======== Records provided ========

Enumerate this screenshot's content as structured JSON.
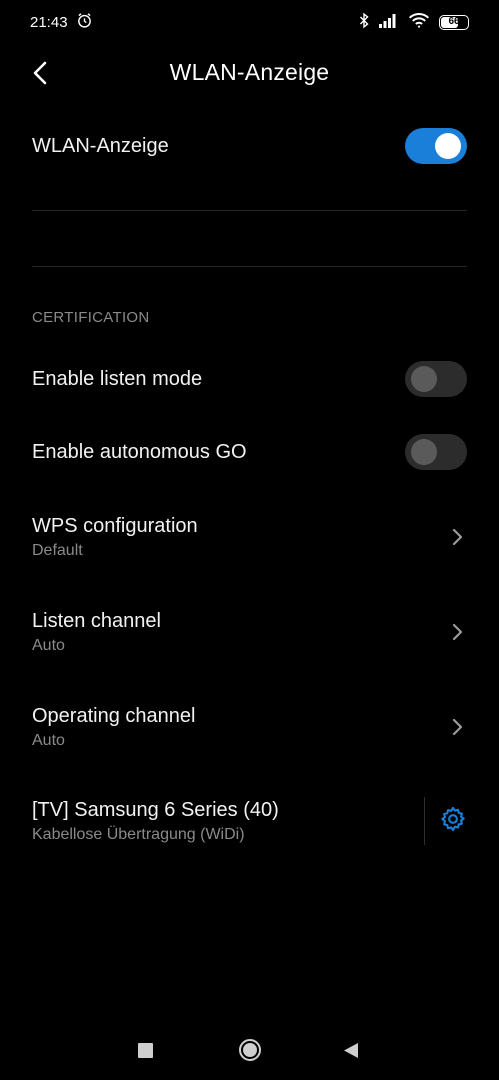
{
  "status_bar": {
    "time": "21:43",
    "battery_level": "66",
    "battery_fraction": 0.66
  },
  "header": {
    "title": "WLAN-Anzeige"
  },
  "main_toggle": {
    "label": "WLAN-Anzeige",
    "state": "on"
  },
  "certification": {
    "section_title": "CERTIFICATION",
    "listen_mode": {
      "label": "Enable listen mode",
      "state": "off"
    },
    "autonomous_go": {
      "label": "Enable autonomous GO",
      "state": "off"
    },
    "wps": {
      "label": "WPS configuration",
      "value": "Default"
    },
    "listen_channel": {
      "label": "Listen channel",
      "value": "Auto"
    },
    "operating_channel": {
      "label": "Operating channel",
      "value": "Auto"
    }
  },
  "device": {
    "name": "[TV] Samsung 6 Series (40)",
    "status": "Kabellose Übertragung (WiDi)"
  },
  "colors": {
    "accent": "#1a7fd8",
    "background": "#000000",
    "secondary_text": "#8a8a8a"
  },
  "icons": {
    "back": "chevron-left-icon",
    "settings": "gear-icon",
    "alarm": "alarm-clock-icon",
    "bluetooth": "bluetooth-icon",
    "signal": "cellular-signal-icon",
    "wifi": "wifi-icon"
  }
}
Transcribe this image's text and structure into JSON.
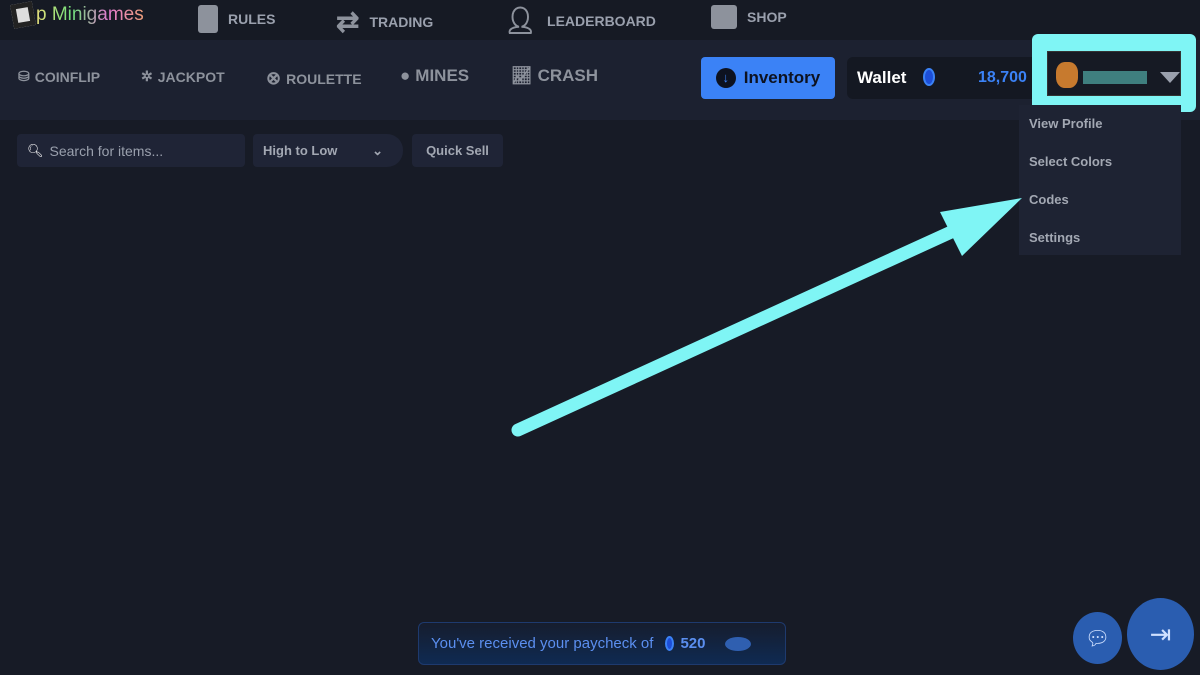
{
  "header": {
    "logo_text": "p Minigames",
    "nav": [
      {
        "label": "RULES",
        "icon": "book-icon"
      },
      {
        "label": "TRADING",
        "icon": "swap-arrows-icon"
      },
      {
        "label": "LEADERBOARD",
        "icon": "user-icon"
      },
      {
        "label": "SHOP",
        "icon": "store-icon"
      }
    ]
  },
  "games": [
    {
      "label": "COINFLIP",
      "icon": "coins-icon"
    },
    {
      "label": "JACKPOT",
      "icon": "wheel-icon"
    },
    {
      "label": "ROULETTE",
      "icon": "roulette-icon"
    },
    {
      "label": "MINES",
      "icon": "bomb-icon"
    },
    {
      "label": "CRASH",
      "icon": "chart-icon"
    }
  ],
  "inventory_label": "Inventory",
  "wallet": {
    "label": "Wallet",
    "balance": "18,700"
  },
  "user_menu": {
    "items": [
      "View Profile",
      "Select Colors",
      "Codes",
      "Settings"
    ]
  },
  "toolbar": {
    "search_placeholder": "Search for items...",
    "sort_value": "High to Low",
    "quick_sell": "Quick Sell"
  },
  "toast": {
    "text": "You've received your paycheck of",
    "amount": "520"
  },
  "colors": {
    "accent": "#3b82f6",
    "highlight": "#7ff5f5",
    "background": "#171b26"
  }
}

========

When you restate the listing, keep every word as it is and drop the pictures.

*The completed task*.
Enumerate this screenshot's content as structured JSON.
{
  "status_bar": {
    "time": "21:43",
    "battery_level": "66",
    "battery_fraction": 0.66
  },
  "header": {
    "title": "WLAN-Anzeige"
  },
  "main_toggle": {
    "label": "WLAN-Anzeige",
    "state": "on"
  },
  "certification": {
    "section_title": "CERTIFICATION",
    "listen_mode": {
      "label": "Enable listen mode",
      "state": "off"
    },
    "autonomous_go": {
      "label": "Enable autonomous GO",
      "state": "off"
    },
    "wps": {
      "label": "WPS configuration",
      "value": "Default"
    },
    "listen_channel": {
      "label": "Listen channel",
      "value": "Auto"
    },
    "operating_channel": {
      "label": "Operating channel",
      "value": "Auto"
    }
  },
  "device": {
    "name": "[TV] Samsung 6 Series (40)",
    "status": "Kabellose Übertragung (WiDi)"
  },
  "colors": {
    "accent": "#1a7fd8",
    "background": "#000000",
    "secondary_text": "#8a8a8a"
  },
  "icons": {
    "back": "chevron-left-icon",
    "settings": "gear-icon",
    "alarm": "alarm-clock-icon",
    "bluetooth": "bluetooth-icon",
    "signal": "cellular-signal-icon",
    "wifi": "wifi-icon"
  }
}
Transcribe this image's text and structure into JSON.
{
  "header": {
    "logo_text": "p Minigames",
    "nav": [
      {
        "label": "RULES",
        "icon": "book-icon"
      },
      {
        "label": "TRADING",
        "icon": "swap-arrows-icon"
      },
      {
        "label": "LEADERBOARD",
        "icon": "user-icon"
      },
      {
        "label": "SHOP",
        "icon": "store-icon"
      }
    ]
  },
  "games": [
    {
      "label": "COINFLIP",
      "icon": "coins-icon"
    },
    {
      "label": "JACKPOT",
      "icon": "wheel-icon"
    },
    {
      "label": "ROULETTE",
      "icon": "roulette-icon"
    },
    {
      "label": "MINES",
      "icon": "bomb-icon"
    },
    {
      "label": "CRASH",
      "icon": "chart-icon"
    }
  ],
  "inventory_label": "Inventory",
  "wallet": {
    "label": "Wallet",
    "balance": "18,700"
  },
  "user_menu": {
    "items": [
      "View Profile",
      "Select Colors",
      "Codes",
      "Settings"
    ]
  },
  "toolbar": {
    "search_placeholder": "Search for items...",
    "sort_value": "High to Low",
    "quick_sell": "Quick Sell"
  },
  "toast": {
    "text": "You've received your paycheck of",
    "amount": "520"
  },
  "colors": {
    "accent": "#3b82f6",
    "highlight": "#7ff5f5",
    "background": "#171b26"
  }
}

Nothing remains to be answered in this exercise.